WORK ITEM =
The full set of entries below is to be returned unchanged.

DATA EXTRACT =
»»

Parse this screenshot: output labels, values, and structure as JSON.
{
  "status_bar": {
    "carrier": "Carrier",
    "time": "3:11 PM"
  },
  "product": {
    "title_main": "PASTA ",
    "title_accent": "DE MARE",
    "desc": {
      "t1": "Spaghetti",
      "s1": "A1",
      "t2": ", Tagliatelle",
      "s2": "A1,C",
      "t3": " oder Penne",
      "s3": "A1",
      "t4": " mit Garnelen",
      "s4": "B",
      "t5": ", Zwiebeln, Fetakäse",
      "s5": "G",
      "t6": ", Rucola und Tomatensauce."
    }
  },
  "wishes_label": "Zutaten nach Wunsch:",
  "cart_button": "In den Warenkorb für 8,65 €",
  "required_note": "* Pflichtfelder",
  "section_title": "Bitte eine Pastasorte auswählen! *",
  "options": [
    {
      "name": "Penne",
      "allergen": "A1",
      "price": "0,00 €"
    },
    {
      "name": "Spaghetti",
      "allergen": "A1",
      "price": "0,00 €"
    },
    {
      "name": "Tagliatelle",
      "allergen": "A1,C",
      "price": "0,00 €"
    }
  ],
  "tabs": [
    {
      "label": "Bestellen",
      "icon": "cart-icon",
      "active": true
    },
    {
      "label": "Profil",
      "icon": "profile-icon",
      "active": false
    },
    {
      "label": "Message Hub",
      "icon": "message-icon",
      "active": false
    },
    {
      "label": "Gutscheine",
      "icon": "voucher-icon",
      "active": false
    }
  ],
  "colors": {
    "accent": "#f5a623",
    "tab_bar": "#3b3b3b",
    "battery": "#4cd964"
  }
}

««

ANSWER TO THE EXERCISE =
Parse this screenshot: output labels, values, and structure as JSON.
{
  "status_bar": {
    "carrier": "Carrier",
    "time": "3:11 PM"
  },
  "product": {
    "title_main": "PASTA ",
    "title_accent": "DE MARE",
    "desc": {
      "t1": "Spaghetti",
      "s1": "A1",
      "t2": ", Tagliatelle",
      "s2": "A1,C",
      "t3": " oder Penne",
      "s3": "A1",
      "t4": " mit Garnelen",
      "s4": "B",
      "t5": ", Zwiebeln, Fetakäse",
      "s5": "G",
      "t6": ", Rucola und Tomatensauce."
    }
  },
  "wishes_label": "Zutaten nach Wunsch:",
  "cart_button": "In den Warenkorb für 8,65 €",
  "required_note": "* Pflichtfelder",
  "section_title": "Bitte eine Pastasorte auswählen! *",
  "options": [
    {
      "name": "Penne",
      "allergen": "A1",
      "price": "0,00 €"
    },
    {
      "name": "Spaghetti",
      "allergen": "A1",
      "price": "0,00 €"
    },
    {
      "name": "Tagliatelle",
      "allergen": "A1,C",
      "price": "0,00 €"
    }
  ],
  "tabs": [
    {
      "label": "Bestellen",
      "icon": "cart-icon",
      "active": true
    },
    {
      "label": "Profil",
      "icon": "profile-icon",
      "active": false
    },
    {
      "label": "Message Hub",
      "icon": "message-icon",
      "active": false
    },
    {
      "label": "Gutscheine",
      "icon": "voucher-icon",
      "active": false
    }
  ],
  "colors": {
    "accent": "#f5a623",
    "tab_bar": "#3b3b3b",
    "battery": "#4cd964"
  }
}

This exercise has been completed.